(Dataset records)
------------------------

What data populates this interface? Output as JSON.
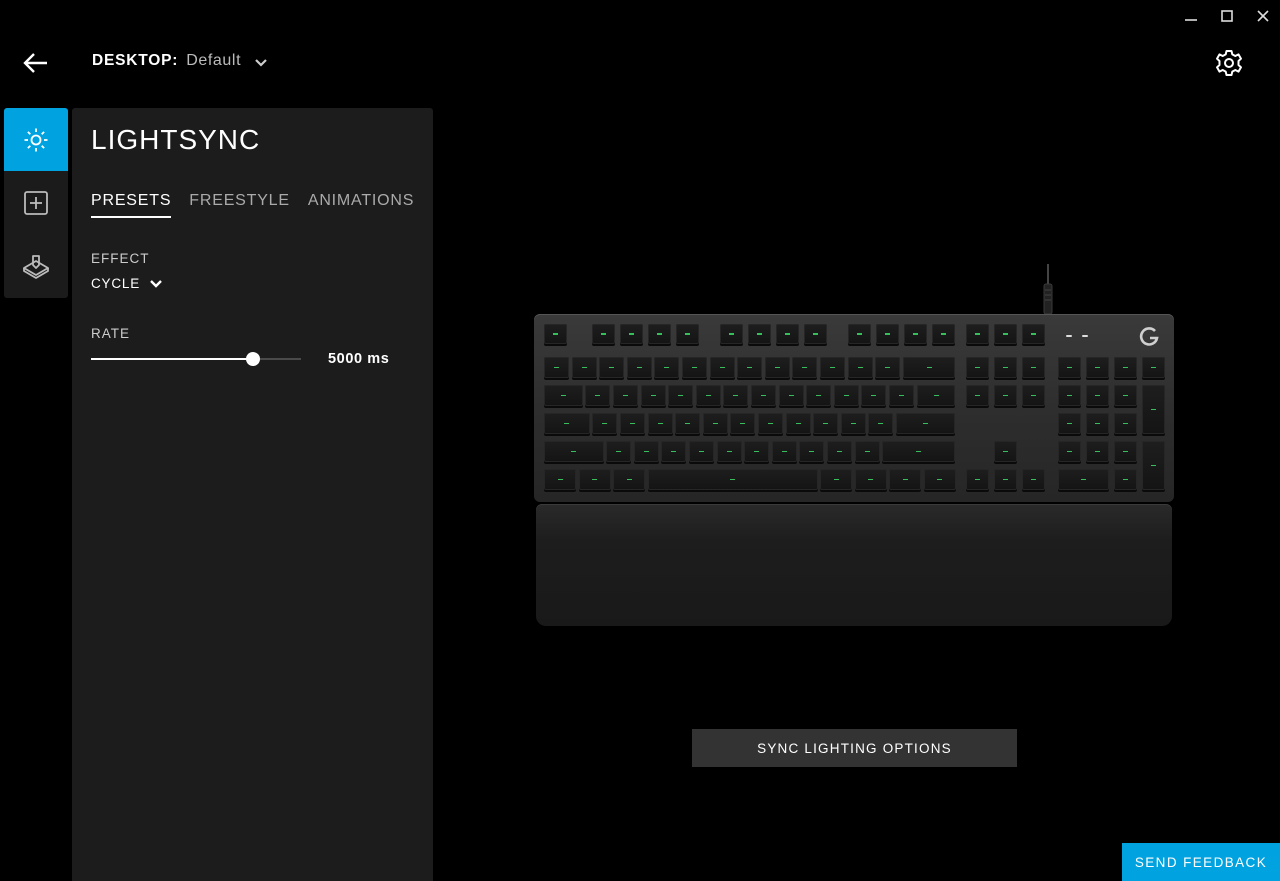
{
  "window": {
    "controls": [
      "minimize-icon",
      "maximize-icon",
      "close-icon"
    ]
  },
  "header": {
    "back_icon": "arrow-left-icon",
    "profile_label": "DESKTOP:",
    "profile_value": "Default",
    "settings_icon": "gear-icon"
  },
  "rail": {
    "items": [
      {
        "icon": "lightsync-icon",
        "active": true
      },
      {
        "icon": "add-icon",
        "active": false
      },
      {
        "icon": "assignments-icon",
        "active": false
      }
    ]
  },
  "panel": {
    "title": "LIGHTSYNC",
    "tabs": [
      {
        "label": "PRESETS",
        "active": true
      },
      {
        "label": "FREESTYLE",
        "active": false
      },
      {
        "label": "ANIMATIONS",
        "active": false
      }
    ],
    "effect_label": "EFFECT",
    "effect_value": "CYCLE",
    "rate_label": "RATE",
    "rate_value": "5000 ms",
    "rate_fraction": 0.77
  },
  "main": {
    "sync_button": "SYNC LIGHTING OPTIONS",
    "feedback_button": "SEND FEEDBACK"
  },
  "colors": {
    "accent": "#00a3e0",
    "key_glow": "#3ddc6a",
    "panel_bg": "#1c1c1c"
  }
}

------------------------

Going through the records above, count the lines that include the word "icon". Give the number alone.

__Problem solution__. 8